Exercise instructions:
Lines in the listing below that include the word "info" need to be copied.

· · ·

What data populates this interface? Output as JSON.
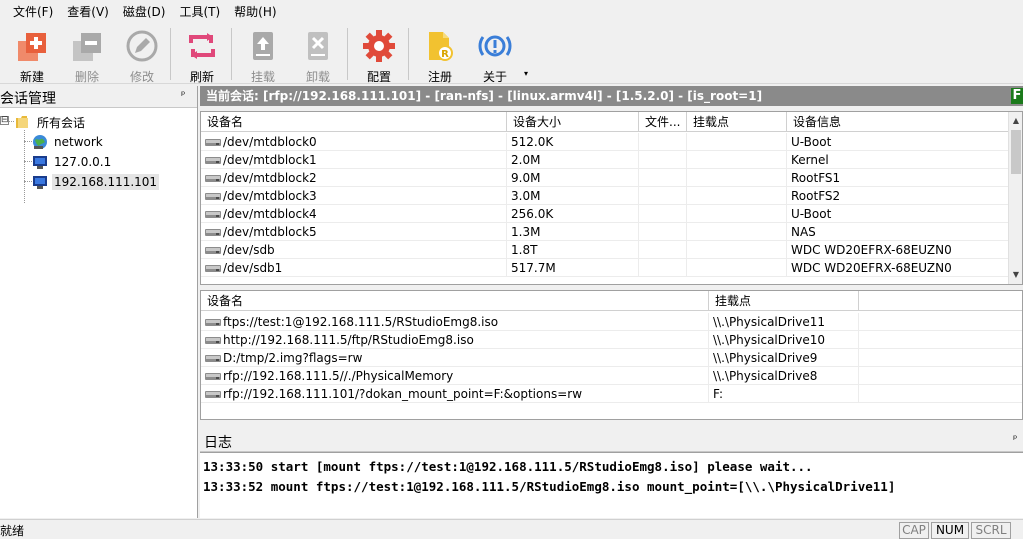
{
  "menu": [
    {
      "label": "文件(F)"
    },
    {
      "label": "查看(V)"
    },
    {
      "label": "磁盘(D)"
    },
    {
      "label": "工具(T)"
    },
    {
      "label": "帮助(H)"
    }
  ],
  "toolbar": {
    "new": "新建",
    "delete": "删除",
    "edit": "修改",
    "refresh": "刷新",
    "mount": "挂载",
    "unmount": "卸载",
    "config": "配置",
    "register": "注册",
    "about": "关于",
    "more": "▾"
  },
  "sessions": {
    "title": "会话管理",
    "pin": "ᵖ",
    "expander": "⊟",
    "root": "所有会话",
    "items": [
      "network",
      "127.0.0.1",
      "192.168.111.101"
    ]
  },
  "session_bar": {
    "text": "当前会话: [rfp://192.168.111.101] - [ran-nfs] - [linux.armv4l] - [1.5.2.0] - [is_root=1]",
    "badge": "F"
  },
  "devices": {
    "headers": [
      "设备名",
      "设备大小",
      "文件...",
      "挂载点",
      "设备信息"
    ],
    "rows": [
      {
        "name": "/dev/mtdblock0",
        "size": "512.0K",
        "fs": "",
        "mount": "",
        "info": "U-Boot"
      },
      {
        "name": "/dev/mtdblock1",
        "size": "2.0M",
        "fs": "",
        "mount": "",
        "info": "Kernel"
      },
      {
        "name": "/dev/mtdblock2",
        "size": "9.0M",
        "fs": "",
        "mount": "",
        "info": "RootFS1"
      },
      {
        "name": "/dev/mtdblock3",
        "size": "3.0M",
        "fs": "",
        "mount": "",
        "info": "RootFS2"
      },
      {
        "name": "/dev/mtdblock4",
        "size": "256.0K",
        "fs": "",
        "mount": "",
        "info": "U-Boot"
      },
      {
        "name": "/dev/mtdblock5",
        "size": "1.3M",
        "fs": "",
        "mount": "",
        "info": "NAS"
      },
      {
        "name": "/dev/sdb",
        "size": "1.8T",
        "fs": "",
        "mount": "",
        "info": "WDC WD20EFRX-68EUZN0"
      },
      {
        "name": "/dev/sdb1",
        "size": "517.7M",
        "fs": "",
        "mount": "",
        "info": "WDC WD20EFRX-68EUZN0"
      }
    ],
    "scroll_up": "▲",
    "scroll_down": "▼"
  },
  "mounts": {
    "headers": [
      "设备名",
      "挂载点"
    ],
    "rows": [
      {
        "name": "ftps://test:1@192.168.111.5/RStudioEmg8.iso",
        "mount": "\\\\.\\PhysicalDrive11"
      },
      {
        "name": "http://192.168.111.5/ftp/RStudioEmg8.iso",
        "mount": "\\\\.\\PhysicalDrive10"
      },
      {
        "name": "D:/tmp/2.img?flags=rw",
        "mount": "\\\\.\\PhysicalDrive9"
      },
      {
        "name": "rfp://192.168.111.5//./PhysicalMemory",
        "mount": "\\\\.\\PhysicalDrive8"
      },
      {
        "name": "rfp://192.168.111.101/?dokan_mount_point=F:&options=rw",
        "mount": "F:"
      }
    ]
  },
  "log": {
    "title": "日志",
    "pin": "ᵖ",
    "lines": [
      "13:33:50 start [mount ftps://test:1@192.168.111.5/RStudioEmg8.iso] please wait...",
      "13:33:52 mount ftps://test:1@192.168.111.5/RStudioEmg8.iso mount_point=[\\\\.\\PhysicalDrive11]"
    ]
  },
  "status": {
    "text": "就绪",
    "cap": "CAP",
    "num": "NUM",
    "scrl": "SCRL"
  },
  "colors": {
    "session_bar": "#8a8a8a",
    "new_icon": "#e8603c",
    "refresh_icon": "#e0487a",
    "config_icon": "#e04a3a",
    "register_icon": "#f2c230",
    "about_icon": "#3a7ed8"
  }
}
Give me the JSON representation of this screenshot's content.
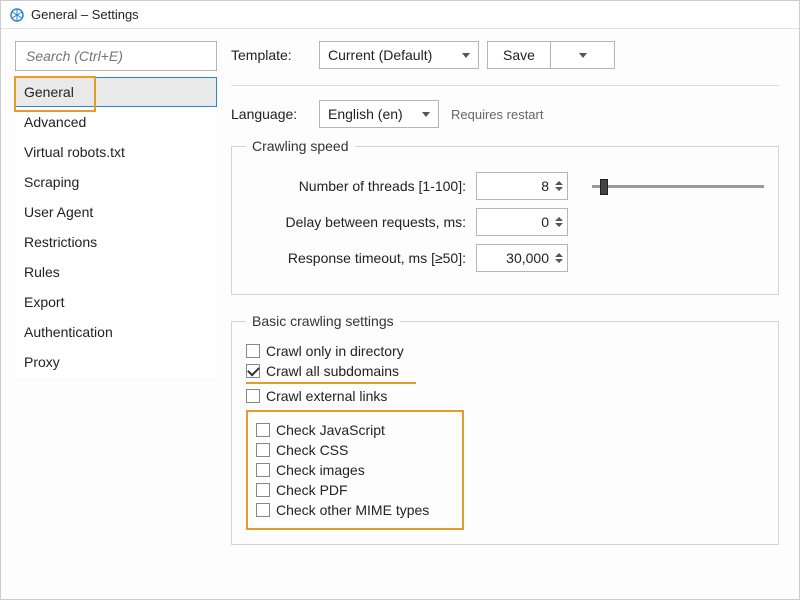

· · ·

Task result:
        "info": "U-Boot"
        "info": "Kernel"
        "info": "RootFS1"
        "info": "RootFS2"
        "info": "U-Boot"
        "info": "NAS"
        "info": "WDC WD20EFRX-68EUZN0"
        "info": "WDC WD20EFRX-68EUZN0"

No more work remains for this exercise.